In granting a petition for review of a denial of an asylum request, 7th Circuit Court of Appeals Judge David Hamilton believes the Board of Immigration Appeals applied too narrow of a concept of a “social group.”
Doris Martinez-Buendia fled Colombia in 2005 and applied for asylum on the ground that she was being persecuted by the Revolutionary Armed Forces of Columbia (FARC) because of her anti-FARC political position and her involvement with the social group “Health Brigades.” The group provided health care to rural communities. In demanding she give public credit to FARC for the health-care work, it threatened her in letters and phone calls. She refused. Her sister was kidnapped by FARC as well as her brother-in-law; the latter died in FARC’s custody.
When she was delivering supplies to a school, a FARC member held a gun to Martinez-Buendia’s head and threatened that if she didn’t give FARC credit for the Health Brigades, they would do far worse to her than they did to her sister, who escaped captivity.
An immigration judge denied her application, which the BIA affirmed on the ground that Martinez-Buendia hadn’t established the past persecution she suffered was on account of her political opinion or membership in a particular social group.
The 7th Circuit reversed that decision in Doris Martinez-Buendia v. Eric H. Holder Jr., No. 09-3792, finding ample evidence Martinez-Buendia suffered the persecution because of her political beliefs. She refused to align with FARC because of her political views that FARC harmed a lot of Colombia and threatened democracy. There’s also evidence FARC viewed members of the Health Brigades as political opponents.
Because the judges found she was persecuted based on political beliefs, the majority didn’t address the idea she was persecuted on account of her membership in a social group. But Judge Hamilton addressed the idea in his six-page concurring opinion.
“I write separately to note that I believe the Board of Immigration Appeals also applied too narrow a concept of a ‘social group’ when evaluating petitioner’s leadership in the brigadas de salud (Health Brigades) in Colombia,” he wrote. “If we were not ordering the Board to grant refugee status to petitioner based on political persecution, I would order a remand to the Board for further development and consideration of the social group issue.”
The BIA erred in not recognizing that the statutory definition can reach a social group defined by its activities, at least where the persecution is based on those activities. He also wrote the BIA failed to consider the extent to which Martinez-Buendia was acting as a matter of conscience when she acted so as “to draw the attention and wrath of the FARC.”

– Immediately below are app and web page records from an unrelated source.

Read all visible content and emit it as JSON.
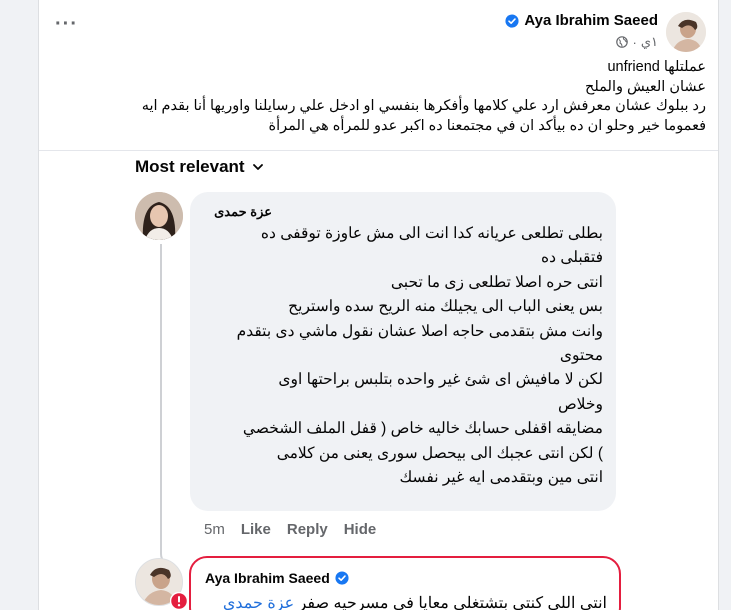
{
  "post": {
    "author": "Aya Ibrahim Saeed",
    "time": "١ي",
    "body_lines": [
      "عملتلها unfriend",
      "عشان العيش والملح",
      "رد ببلوك عشان معرفش ارد علي كلامها وأفكرها بنفسي او ادخل علي رسايلنا واوريها أنا بقدم ايه",
      "فعموما خير وحلو ان ده بيأكد ان في مجتمعنا ده اكبر عدو للمرأه هي المرأة"
    ]
  },
  "comments_sort": {
    "label": "Most relevant"
  },
  "comment": {
    "author": "عزة حمدى",
    "lines": [
      "بطلى تطلعى عريانه كدا انت الى مش عاوزة توقفى ده",
      "فتقبلى ده",
      "انتى حره اصلا تطلعى زى ما تحبى",
      "بس يعنى الباب الى يجيلك منه الريح سده واستريح",
      "وانت مش بتقدمى حاجه اصلا عشان نقول ماشي دى بتقدم",
      "محتوى",
      "لكن لا مافيش اى شئ غير واحده بتلبس براحتها اوى",
      "وخلاص",
      "مضايقه اقفلى حسابك خاليه خاص ( قفل الملف الشخصي",
      ") لكن انتى عجبك الى بيحصل سورى يعنى من كلامى",
      "انتى مين وبتقدمى ايه غير نفسك"
    ],
    "time": "5m",
    "like_label": "Like",
    "reply_label": "Reply",
    "hide_label": "Hide"
  },
  "reply": {
    "author": "Aya Ibrahim Saeed",
    "mention": "عزة حمدى",
    "text": "انتى اللي كنتي بتشتغلي معايا في مسرحيه صفر"
  },
  "colors": {
    "verified": "#1877f2",
    "alert": "#e41e3f",
    "mention": "#216fdb",
    "secondary_text": "#65676b"
  }
}
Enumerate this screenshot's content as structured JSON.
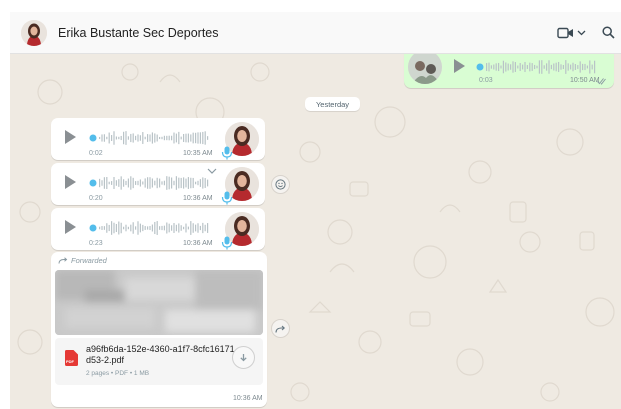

“In sum, the facts and law relevant to petitioner’s claim for refugee status as a member of a persecuted social group deserved closer consideration. Future petitioners may offer evidence that they joined groups like the Health Brigades as a matter of conscience and that they have been persecuted, or that they face future persecution, on account of their membership in and work on behalf of the Health Brigades,” he wrote. “They should not be denied asylum simply because that membership may appear more fluid than membership in a racial, ethnic, or religious group, or because their involvement is the result of secular ethical values instead of religious faith.”